Have Your Say,
· Whilst planning applications for strategic sites are discouraged before the approval of the Local Plan, if developers choose to push sites forward, their applications will need to be considered. It is unlikely, however, that a planning application would be agreed if there were a number of outstanding issues.
· A resident commented that a house sale had recently fallen through due to the implications of the Local Plan. Mr Grainger replied that this was regrettable and noted the situation.
· One resident raised the issue that Holgate was in the bottom 20% of the country for deprivation, including in terms of air pollution. It was commented that adding an extra main road, whilst cheaper financially, into an area which was already suffering from air pollution, would have negative effects on the health of residents. It was further commented that a new road would not necessarily alleviate greater traffic density and that there was a feeling that the new road was already a foregone conclusion. Mr Grainger commented that the way to challenge such issues was through the planning consultation process. He further commented that nothing could be assumed at this point and that any plans that are recommended will need to show that sites are viable, affordable, deliverable and sustainable. A resident then questioned whether formal approval had already been given for the new road.
ACTION: Martin Grainger to clarify whether formal approval has already been given for the new road and to pass this information on to councillors.
· A number of concerns were raised regarding the need for affordable housing.
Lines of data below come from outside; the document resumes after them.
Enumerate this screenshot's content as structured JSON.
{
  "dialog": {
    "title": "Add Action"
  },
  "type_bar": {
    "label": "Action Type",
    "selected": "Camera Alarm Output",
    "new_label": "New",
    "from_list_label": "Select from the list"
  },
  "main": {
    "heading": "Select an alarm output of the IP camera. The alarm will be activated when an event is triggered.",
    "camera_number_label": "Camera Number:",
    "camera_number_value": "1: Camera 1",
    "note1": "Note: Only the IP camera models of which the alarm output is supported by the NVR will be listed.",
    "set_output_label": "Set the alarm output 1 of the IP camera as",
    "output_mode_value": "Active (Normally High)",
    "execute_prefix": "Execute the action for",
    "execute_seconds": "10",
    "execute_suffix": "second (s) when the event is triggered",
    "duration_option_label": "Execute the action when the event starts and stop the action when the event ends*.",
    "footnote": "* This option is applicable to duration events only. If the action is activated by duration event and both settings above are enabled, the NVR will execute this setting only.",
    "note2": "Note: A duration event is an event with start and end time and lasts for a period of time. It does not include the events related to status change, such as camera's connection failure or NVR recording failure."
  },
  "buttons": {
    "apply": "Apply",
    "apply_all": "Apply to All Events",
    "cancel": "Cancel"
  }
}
Mr Grainger explained that a strategic assessment of the housing market was conducted as part of the evidence for the Plan and that this assessment identified the amount of affordable housing needed. He went on to explain that for every site above 5 hectares, there was a bespoke evaluation of the needs for affordable housing, transportation, schools, etc. The aim was to maximise public benefit whilst balancing the interests of developers. Every site needed to be viable. One resident pointed out that the figures in the Plan don’t tally with the amount of affordable housing needed. Mr Grainger acknowledged this point, explaining that the Plan tries to meet these needs whilst creating a balance with other issues such as preserving the green belt. It was pointed out that developers don’t want to build affordable housing since their aim is to maximise their profits. Mr Grainger explained that in the past the targets for affordable housing came with a ‘subject to viability’ caveat. Now the idea is to conduct the viability work up front, understanding the needs, economics, planning gains, etc. beforehand, which should then result in greater benefits for residents. Cllr Derbyshire queried whether, since a central tenet of the Plan was to build on brownfield sites, which are inherently more expensive to develop, this would lead to higher costs. Mr Grainger replied that the ‘planning gain’ or benefits are considered as a whole and that each case is site dependent. He did comment that there is still an amount of greenfield site planning in the Plan.
· In response to a query about whether the Council has vested interests in the proposed York Central site, Mr Grainger informed residents that the consultation is rigorous, fair and transparent. The Council has a role to be professional and neutral and to consider York Central in exactly the same way as any other site. If this doesn’t happen, then this will be picked up during the Government examination, during which all evidence will be scrutinised in great detail to ensure a fair and equal process, in addition to the viability and sustainability of the Local Plan.
· One resident commented on the amount of commuter parking locally and drew the attention of Mr Grainger to the parking model used in Cambridge. Mr Grainger commented that he was aware of the Cambridge model. He then explained that York’s transport infrastructure was still to be examined in detail once development sites have been confirmed.
· On the basis that many residents need to travel in order to access leisure amenities in the city, it was suggested that greater local leisure facilities be built into the Plan. Mr Grainger replied that the intention was to include as much ‘planning gain’, or benefits, as possible, within the bounds of what was sustainable and financially viable.
· It was queried whether there was an overall vision for the York of the future, including economic growth, building on York’s heritage and capitalising on the fact that the city has 2 universities. Mr Grainger explained that the vision for York would be set out in the next draft of the Local Plan due in the early part of 2017.
· A number of residents raised concerns relating to York central. Cllr Derbyshire requested that residents advise Councillors of their concerns and that these would be taken forward appropriately. Mr Grainger stated that these concerns could also be raised as part of the consultation process because of the impact of the York Central plans on Holgate Ward.
· In response to a resident query regarding the development potential at the ‘teardrop’ site, Mr Grainger explained that any planned development needed to be both sustainable and viable, including socially, in terms of the infrastructure needed, and financially. Any developer would need to put forward a convincing case for dealing with any site constraints. Mr Grainger reiterated the need to submit comments as part of the consultation process in order for them to be taken into consideration in the next stage of preparing the Local Plan.
Cllr Derbyshire once again reminded residents to please submit their comments and concerns either on the online form or on the appropriate consultation forms, highlighting their attendance at this meeting in order to qualify for the extended deadline of Monday 19th September. All comments are critical to the process, including those relevant to York Central.
Cllr Derbyshire thanked Mr Grainger, Ms Macefield and residents for their input to the meeting.